Samantha Taylor (PhD, U.S. History 1867-Present, Modern European History, and War and Society) MA, History, 2009 East Tennessee State University-Johnson City; BS, History, 2007 Lander University-Greenwood.  Samantha’s research interests include the long twentieth-century America and Europe, World War I, World War II, and the Cold War. Other interests include Cultural History, Popular Culture, and twentieth-century American Diplomatic History.  Her current dissertation topic is a comparison of post Cold War nationalism in the United States and Germany from 1989 to 1993.

Robert Thompson (PhD, U.S. History) MA, History, 2007 Wilfrid Laurier University; BA, History, 2006 Virginia Wesleyan College. Rob’s dissertation is a study of pacification in Phu Yen Province, Republic of Vietnam during the Vietnam War. To show that continuity, not change, best characterized the Vietnam War, Robert uses examples from Phu Yen to present a war in which pacification always transpired.  He has presented some of his findings at the 2012, 2013, and 2014 SMH Annual Meetings.
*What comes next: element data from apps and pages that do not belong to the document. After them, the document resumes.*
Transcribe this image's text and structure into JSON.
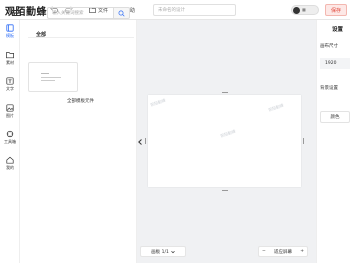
{
  "header": {
    "logo": "观陌勤蜂",
    "file_label": "文件",
    "help_label": "帮助",
    "title_placeholder": "未命名的设计",
    "toggle_label": "■",
    "save_label": "保存"
  },
  "nav": {
    "items": [
      {
        "label": "模板",
        "icon": "template-icon",
        "active": true
      },
      {
        "label": "素材",
        "icon": "material-icon",
        "active": false
      },
      {
        "label": "文字",
        "icon": "text-icon",
        "active": false
      },
      {
        "label": "图片",
        "icon": "image-icon",
        "active": false
      },
      {
        "label": "工具箱",
        "icon": "toolbox-icon",
        "active": false
      },
      {
        "label": "我的",
        "icon": "home-icon",
        "active": false
      }
    ]
  },
  "panel": {
    "search_placeholder": "输入关键词搜索",
    "section_title": "全部",
    "template_caption": "全部模板元件"
  },
  "canvas": {
    "watermarks": [
      "观陌勤蜂",
      "观陌勤蜂",
      "观陌勤蜂"
    ]
  },
  "bottom": {
    "page_label": "画板 1/1",
    "zoom_minus": "−",
    "zoom_label": "适应屏幕",
    "zoom_plus": "+"
  },
  "right": {
    "title": "设置",
    "canvas_size_label": "画布尺寸",
    "width_value": "1920",
    "bg_label": "背景设置",
    "color_button": "颜色"
  },
  "colors": {
    "accent": "#2d6cf6",
    "save": "#e0483c"
  }
}
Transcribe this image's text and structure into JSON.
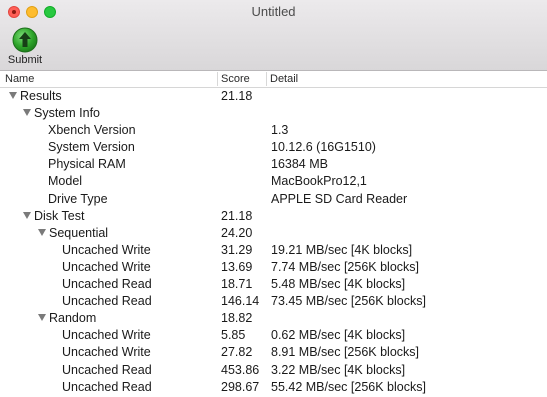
{
  "window": {
    "title": "Untitled"
  },
  "toolbar": {
    "submit_label": "Submit"
  },
  "columns": {
    "name": "Name",
    "score": "Score",
    "detail": "Detail"
  },
  "rows": [
    {
      "name": "Results",
      "score": "21.18",
      "detail": ""
    },
    {
      "name": "System Info",
      "score": "",
      "detail": ""
    },
    {
      "name": "Xbench Version",
      "score": "",
      "detail": "1.3"
    },
    {
      "name": "System Version",
      "score": "",
      "detail": "10.12.6 (16G1510)"
    },
    {
      "name": "Physical RAM",
      "score": "",
      "detail": "16384 MB"
    },
    {
      "name": "Model",
      "score": "",
      "detail": "MacBookPro12,1"
    },
    {
      "name": "Drive Type",
      "score": "",
      "detail": "APPLE SD Card Reader"
    },
    {
      "name": "Disk Test",
      "score": "21.18",
      "detail": ""
    },
    {
      "name": "Sequential",
      "score": "24.20",
      "detail": ""
    },
    {
      "name": "Uncached Write",
      "score": "31.29",
      "detail": "19.21 MB/sec [4K blocks]"
    },
    {
      "name": "Uncached Write",
      "score": "13.69",
      "detail": "7.74 MB/sec [256K blocks]"
    },
    {
      "name": "Uncached Read",
      "score": "18.71",
      "detail": "5.48 MB/sec [4K blocks]"
    },
    {
      "name": "Uncached Read",
      "score": "146.14",
      "detail": "73.45 MB/sec [256K blocks]"
    },
    {
      "name": "Random",
      "score": "18.82",
      "detail": ""
    },
    {
      "name": "Uncached Write",
      "score": "5.85",
      "detail": "0.62 MB/sec [4K blocks]"
    },
    {
      "name": "Uncached Write",
      "score": "27.82",
      "detail": "8.91 MB/sec [256K blocks]"
    },
    {
      "name": "Uncached Read",
      "score": "453.86",
      "detail": "3.22 MB/sec [4K blocks]"
    },
    {
      "name": "Uncached Read",
      "score": "298.67",
      "detail": "55.42 MB/sec [256K blocks]"
    }
  ]
}
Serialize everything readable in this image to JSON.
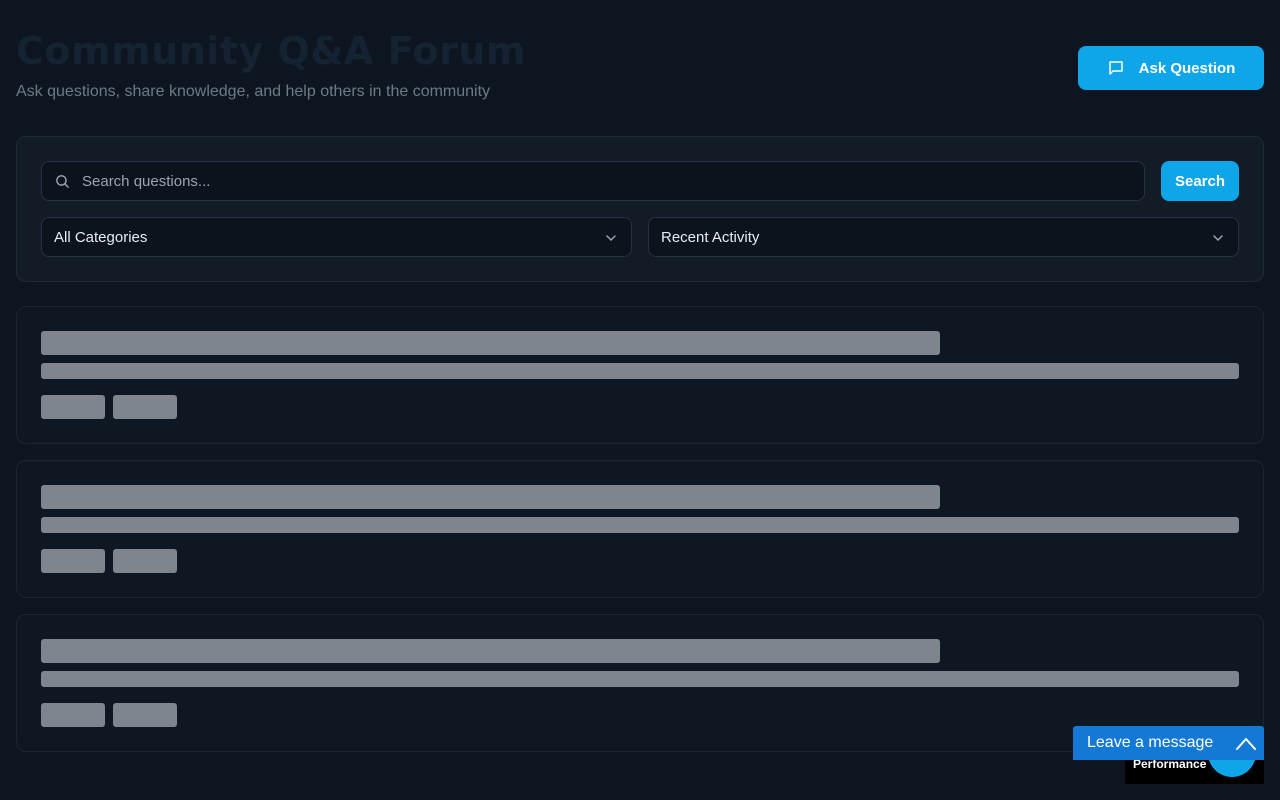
{
  "header": {
    "title": "Community Q&A Forum",
    "subtitle": "Ask questions, share knowledge, and help others in the community",
    "ask_button_label": "Ask Question"
  },
  "search": {
    "placeholder": "Search questions...",
    "value": "",
    "button_label": "Search"
  },
  "filters": {
    "category_selected": "All Categories",
    "sort_selected": "Recent Activity"
  },
  "widgets": {
    "performance_label": "Performance",
    "chat_label": "Leave a message"
  },
  "colors": {
    "accent": "#0ea5e9",
    "background": "#0d1620",
    "chat": "#1479d4",
    "skeleton": "#7f858c"
  },
  "icons": [
    "message-square-icon",
    "search-icon",
    "chevron-down-icon",
    "chevron-up-icon"
  ]
}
Robert is working under the direction of Dr. Andrew Wiest and Dr. Heather Stur.

Eve Wade (PhD, U.S. History).  MA, History, 2008 Roosevelt University.  A Native of Chicago, Illinois, her major field of research is U.S. History with minors in Latin American History, and the history of race and ethnicity.  Eve’s research interests include Chattel Slavery in North and South America as well as the Caribbean, black religion, and the development of African American communities across the South in the wake of the Civil War.  In addition to the traditional study of history, she is also pursuing Graduate Certificates in both Public History and Archives and Special Collections.  Her dissertation will explore money, music, and memory in Hattiesburg’s, historically black, Mobile-Bouie community.  

Rebecca Zimmer (PhD, U.S. History), MA, History, 2009 University of North Carolina Wilmington; BS, Biology, 2002 Elon University. Becky’s MA thesis "Uncommon Valor, Common Soldier: Edward Hall Armstrong, 3rd Regiment North Carolina Troops," argued despite the fact Armstrong was from a wealthy family and his appointment as the captain of Company G, 3rd N.C.T., Armstrong was representative of the common Confederate soldier. Becky spent the summers of 2008 and 2010 at the George Tyler Moore Center for the Study of the Civil War as their George M. Nethken Fellow. This permitted her the opportunity to work on the seminars "Gettysburg: Retreat and Pursuit" and "Siege of Petersburg," the latter of which was presented in conjunction with Pamplin Park. During the 2009 - 2010 academic year, Becky was an adjunct lecturer at the University of North Carolina, Pembroke. She is currently a fifth-year PhD student, and Teaching Assistant. Her research interests include the American Civil War and the South in the latter half of the nineteenth century. Her dissertation is tentatively titled “Temperance and Woman Suffrage: Success and Struggle in Mississippi at the Turn of the Twentieth Century,” and considers the relationship between the Woman’s Christian Temperance Union and the woman suffrage movement in Mississippi.